For many Lyme School families our outdoor classroom lessons (which we refer to as Kinderforest in K and Forest Friday in the 3rd grade ) is one of the ways that we are working to utilize our town's vast natural resources in a way that supports the innate investigative curiosity of children and our values for environmental stewardship and ecological awareness. This venture may not sound familiar, but is not uncommon in progressive looking schools around the world. These schools believe that outdoor placed-based experience is an effective way to, “support children’s biological tendency to bond with the natural world”. It allows them opportunity to problem solve in a new space, and fosters empathy for the environment around them. Thinking outside the box and beyond traditional approaches of education will allow us to tap into our students’ young creative minds and begin building a love of learning beyond the classroom walls. Asking them to demonstrate resilience and focus through hands on critical-thinking, across various settings, will allow more students to thrive as lifelong learners.
Placed-based ecology education (PBEE) is a prudent approach in connecting our young learners with the community around them. It brings a classroom to life as nature ideas and artifacts are carried in by students daily. Relationships between students, as well as with their teacher thrive as they connect about the endless observations and wonders of nature. Not to mention, as a placed-based educator you have a bit of influence over your students when they go home at night, and on the weekends. You hear their stories Monday morning as they name the frogs they heard, or classify the ferns they saw.

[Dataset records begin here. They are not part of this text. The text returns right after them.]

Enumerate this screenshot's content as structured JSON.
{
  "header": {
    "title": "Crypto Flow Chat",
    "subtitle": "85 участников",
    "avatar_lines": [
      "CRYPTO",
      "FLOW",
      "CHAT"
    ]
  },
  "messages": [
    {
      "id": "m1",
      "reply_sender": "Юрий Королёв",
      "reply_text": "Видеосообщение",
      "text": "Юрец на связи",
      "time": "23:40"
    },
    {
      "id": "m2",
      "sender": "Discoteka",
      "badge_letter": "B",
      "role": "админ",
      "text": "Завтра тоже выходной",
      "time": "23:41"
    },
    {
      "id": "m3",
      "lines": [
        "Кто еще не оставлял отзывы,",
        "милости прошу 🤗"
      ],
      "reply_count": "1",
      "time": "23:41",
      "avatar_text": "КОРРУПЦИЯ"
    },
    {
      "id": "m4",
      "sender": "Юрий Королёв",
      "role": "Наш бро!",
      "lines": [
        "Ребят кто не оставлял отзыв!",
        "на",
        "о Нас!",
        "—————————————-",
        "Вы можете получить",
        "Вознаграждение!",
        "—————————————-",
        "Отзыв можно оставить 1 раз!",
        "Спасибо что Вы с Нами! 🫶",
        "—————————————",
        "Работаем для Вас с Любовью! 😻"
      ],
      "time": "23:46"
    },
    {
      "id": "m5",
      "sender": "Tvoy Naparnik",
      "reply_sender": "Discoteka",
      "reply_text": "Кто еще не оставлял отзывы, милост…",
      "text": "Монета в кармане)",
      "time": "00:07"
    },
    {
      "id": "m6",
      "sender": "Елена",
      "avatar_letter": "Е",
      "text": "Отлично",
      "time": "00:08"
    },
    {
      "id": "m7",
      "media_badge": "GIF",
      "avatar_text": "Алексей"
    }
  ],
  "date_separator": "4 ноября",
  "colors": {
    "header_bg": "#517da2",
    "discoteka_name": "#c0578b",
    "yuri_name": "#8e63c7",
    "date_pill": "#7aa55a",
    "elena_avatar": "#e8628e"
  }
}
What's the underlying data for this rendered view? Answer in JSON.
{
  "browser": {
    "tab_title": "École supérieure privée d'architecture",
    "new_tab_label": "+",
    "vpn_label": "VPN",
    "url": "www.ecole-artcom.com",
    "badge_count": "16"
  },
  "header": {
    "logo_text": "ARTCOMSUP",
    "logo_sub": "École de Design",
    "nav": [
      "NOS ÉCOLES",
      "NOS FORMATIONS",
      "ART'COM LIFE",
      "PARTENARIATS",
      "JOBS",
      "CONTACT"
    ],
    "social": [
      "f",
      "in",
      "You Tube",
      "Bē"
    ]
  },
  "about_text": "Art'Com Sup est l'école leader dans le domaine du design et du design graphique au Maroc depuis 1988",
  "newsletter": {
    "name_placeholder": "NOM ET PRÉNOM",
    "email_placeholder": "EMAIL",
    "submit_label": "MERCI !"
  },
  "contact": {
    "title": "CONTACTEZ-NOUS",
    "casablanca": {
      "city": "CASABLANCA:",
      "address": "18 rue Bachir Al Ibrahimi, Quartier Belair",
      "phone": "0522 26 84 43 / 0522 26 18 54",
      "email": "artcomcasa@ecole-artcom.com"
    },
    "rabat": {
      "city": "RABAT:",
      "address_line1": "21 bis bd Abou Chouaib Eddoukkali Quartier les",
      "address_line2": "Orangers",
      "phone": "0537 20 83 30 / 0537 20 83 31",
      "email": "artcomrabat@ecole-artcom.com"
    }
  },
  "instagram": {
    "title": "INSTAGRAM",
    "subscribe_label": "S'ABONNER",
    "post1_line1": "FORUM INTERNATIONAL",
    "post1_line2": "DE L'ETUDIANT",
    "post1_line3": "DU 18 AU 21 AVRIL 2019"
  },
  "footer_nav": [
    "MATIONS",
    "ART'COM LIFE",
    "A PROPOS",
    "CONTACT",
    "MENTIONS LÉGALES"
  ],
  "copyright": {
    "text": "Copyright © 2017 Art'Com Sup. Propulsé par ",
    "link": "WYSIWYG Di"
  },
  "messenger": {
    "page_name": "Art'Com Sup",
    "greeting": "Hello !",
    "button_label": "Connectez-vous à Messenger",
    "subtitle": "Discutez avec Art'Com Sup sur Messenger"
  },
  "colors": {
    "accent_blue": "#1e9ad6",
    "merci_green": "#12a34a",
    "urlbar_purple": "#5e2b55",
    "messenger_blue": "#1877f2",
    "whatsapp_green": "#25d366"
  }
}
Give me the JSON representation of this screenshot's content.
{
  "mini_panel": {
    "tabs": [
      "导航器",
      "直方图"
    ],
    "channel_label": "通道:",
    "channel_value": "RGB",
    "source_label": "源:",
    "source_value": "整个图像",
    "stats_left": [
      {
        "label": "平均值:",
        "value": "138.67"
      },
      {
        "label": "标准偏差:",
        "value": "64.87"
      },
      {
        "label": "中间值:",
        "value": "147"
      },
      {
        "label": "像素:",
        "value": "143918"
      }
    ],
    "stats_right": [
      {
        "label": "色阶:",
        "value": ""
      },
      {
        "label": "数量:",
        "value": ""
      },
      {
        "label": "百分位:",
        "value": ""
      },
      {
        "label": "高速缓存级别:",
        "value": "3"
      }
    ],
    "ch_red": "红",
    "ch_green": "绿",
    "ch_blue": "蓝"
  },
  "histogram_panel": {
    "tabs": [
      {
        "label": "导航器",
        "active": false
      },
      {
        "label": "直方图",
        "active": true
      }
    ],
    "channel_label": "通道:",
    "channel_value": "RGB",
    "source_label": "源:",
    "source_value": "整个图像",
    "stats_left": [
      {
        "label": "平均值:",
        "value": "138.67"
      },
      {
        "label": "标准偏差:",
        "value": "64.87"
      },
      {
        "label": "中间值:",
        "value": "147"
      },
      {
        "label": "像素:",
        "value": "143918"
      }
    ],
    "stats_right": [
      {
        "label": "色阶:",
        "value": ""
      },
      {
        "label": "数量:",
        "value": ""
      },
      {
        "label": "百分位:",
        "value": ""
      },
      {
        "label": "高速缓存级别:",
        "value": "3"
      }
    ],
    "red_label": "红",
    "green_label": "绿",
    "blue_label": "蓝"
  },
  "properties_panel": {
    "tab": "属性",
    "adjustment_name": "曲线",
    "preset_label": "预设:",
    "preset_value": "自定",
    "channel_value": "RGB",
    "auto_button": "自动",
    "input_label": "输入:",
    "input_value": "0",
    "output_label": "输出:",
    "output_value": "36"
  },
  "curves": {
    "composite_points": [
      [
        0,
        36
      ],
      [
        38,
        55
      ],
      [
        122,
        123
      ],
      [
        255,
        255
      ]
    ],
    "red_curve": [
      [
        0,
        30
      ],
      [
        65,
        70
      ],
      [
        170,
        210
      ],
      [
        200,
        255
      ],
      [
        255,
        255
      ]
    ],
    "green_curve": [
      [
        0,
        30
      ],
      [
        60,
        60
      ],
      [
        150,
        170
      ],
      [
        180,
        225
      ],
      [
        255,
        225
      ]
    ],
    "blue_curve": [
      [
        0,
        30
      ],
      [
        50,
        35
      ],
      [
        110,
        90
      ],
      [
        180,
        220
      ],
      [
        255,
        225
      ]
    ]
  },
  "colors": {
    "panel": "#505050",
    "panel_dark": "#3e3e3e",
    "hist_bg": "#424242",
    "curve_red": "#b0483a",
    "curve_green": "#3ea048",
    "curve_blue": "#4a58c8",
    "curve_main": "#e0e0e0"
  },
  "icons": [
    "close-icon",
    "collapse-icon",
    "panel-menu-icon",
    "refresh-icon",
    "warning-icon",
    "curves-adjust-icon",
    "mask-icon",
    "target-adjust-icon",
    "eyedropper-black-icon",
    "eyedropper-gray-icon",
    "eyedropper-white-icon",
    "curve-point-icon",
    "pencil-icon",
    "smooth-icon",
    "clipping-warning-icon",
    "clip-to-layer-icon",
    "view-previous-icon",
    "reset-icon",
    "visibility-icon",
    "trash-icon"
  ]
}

As educators we work to create opportunities for our students to develop a connection to their world, a world which also includes the natural world life. David Sobel logically points out in his book Beyond Ecophobia, that “early childhood activities should center on enhancing the developmental tendency toward empathy with the natural world”. He continues to report that as children develop, their tendencies in nature do, as well. They begin needing space to explore and express curiosity.